New York power agencies and partners have signed a Memorandum of Understanding to conduct a study of successful offshore wind transmission models with a specific focus on largescale European projects.
The findings of the study are expected to help guide the state’s development of 2,400MW of offshore wind in waters off the Atlantic Coast by 2030.
“New York continues to be a national leader in the development of our robust offshore wind industry, aiming to make wind energy as accessible and affordable as possible for all New Yorkers,” Governor Cuomo said.
“As we strive to meet aggressive energy goals, we are committed to developing a clean energy economy that will attract investment and create thousands of jobs by 2030.”
The New York Power Authority will lead the study. New York Independent System Operator, Con Edison, New York State Energy Research and Development Authority, and Long Island Power Authority will collaborate with NYPA on the initial phase of the research.
Particular attention will be given to the physical design, including radial and network connections and interconnections between the projects and to the respective onshore transmission systems as well as development and rate structures. The study will also focus on the ownership structures, business models and financing approaches used in each jurisdiction, as well as the regulatory approaches governing transmission development and cost recovery. Results of the study are expected this fall.
In July, the Public Service Commission authorized NYSERDA, in consultation with NYPA and LIPA, to issue Phase 1 solicitations in 2018 and 2019 for approximately 800MW of offshore wind. The Public Service Commission also required NYSERDA to take immediate steps to study transmission solutions for Phase 2 and beyond to consider the longer-term configurations for cost-effective transmission of offshore wind, and the various options for ownership and planning processes. This study will inform the State on how to potentially apply learnings from Europe to New York for its Phase 2 procurements.

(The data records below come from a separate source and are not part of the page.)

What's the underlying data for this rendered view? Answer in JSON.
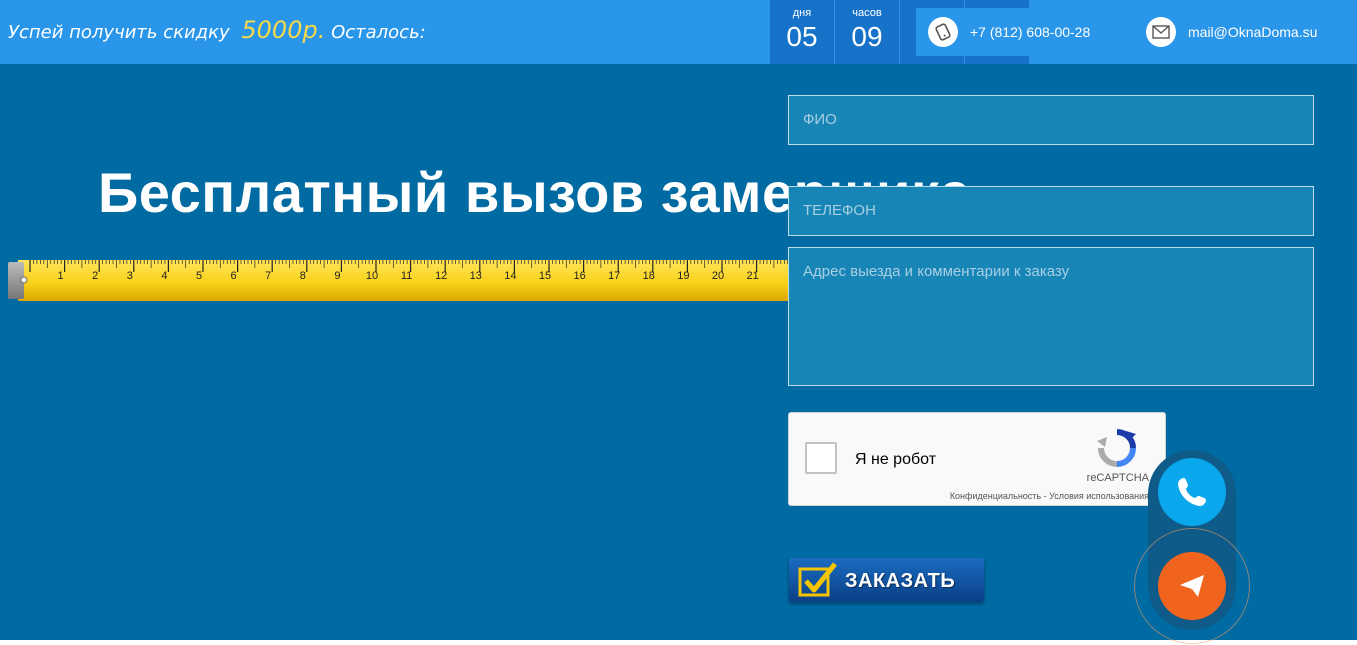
{
  "topbar": {
    "promo_text": "Успей получить скидку",
    "promo_amount": "5000р.",
    "promo_suffix": "Осталось:",
    "counters": [
      {
        "unit": "дня",
        "value": "05"
      },
      {
        "unit": "часов",
        "value": "09"
      }
    ],
    "phone": "+7 (812) 608-00-28",
    "email": "mail@OknaDoma.su"
  },
  "hero": {
    "headline": "Бесплатный вызов замерщика",
    "tape_marks": [
      "1",
      "2",
      "3",
      "4",
      "5",
      "6",
      "7",
      "8",
      "9",
      "10",
      "11",
      "12",
      "13",
      "14",
      "15",
      "16",
      "17",
      "18",
      "19",
      "20",
      "21"
    ]
  },
  "form": {
    "name_placeholder": "ФИО",
    "phone_placeholder": "ТЕЛЕФОН",
    "address_placeholder": "Адрес выезда и комментарии к заказу",
    "captcha_label": "Я не робот",
    "captcha_brand": "reCAPTCHA",
    "captcha_terms": "Конфиденциальность - Условия использования",
    "submit_label": "ЗАКАЗАТЬ"
  },
  "widget": {
    "call_icon": "phone-icon",
    "message_icon": "paper-plane-icon"
  },
  "colors": {
    "hero_bg": "#006aa2",
    "topbar_bg": "#2a96ea",
    "promo_amount": "#f5d94a",
    "call_button": "#0aa7ec",
    "message_button": "#f0641e"
  }
}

Earlier this year, Governor Cuomo announced the New York State Offshore Wind Master Plan, which will guide the state in the development of 2.4GW of offshore wind by 2030. The plan describes the conditions necessary for the state to achieve its offshore wind target and indicates the need for future technical studies, like the one announced, and analyses to advance the most cost-effective and responsible development. The findings of the study will be timely as the state looks at transmission costs which the Master Plan estimates could comprise 30 percent of total costs of an offshore wind development.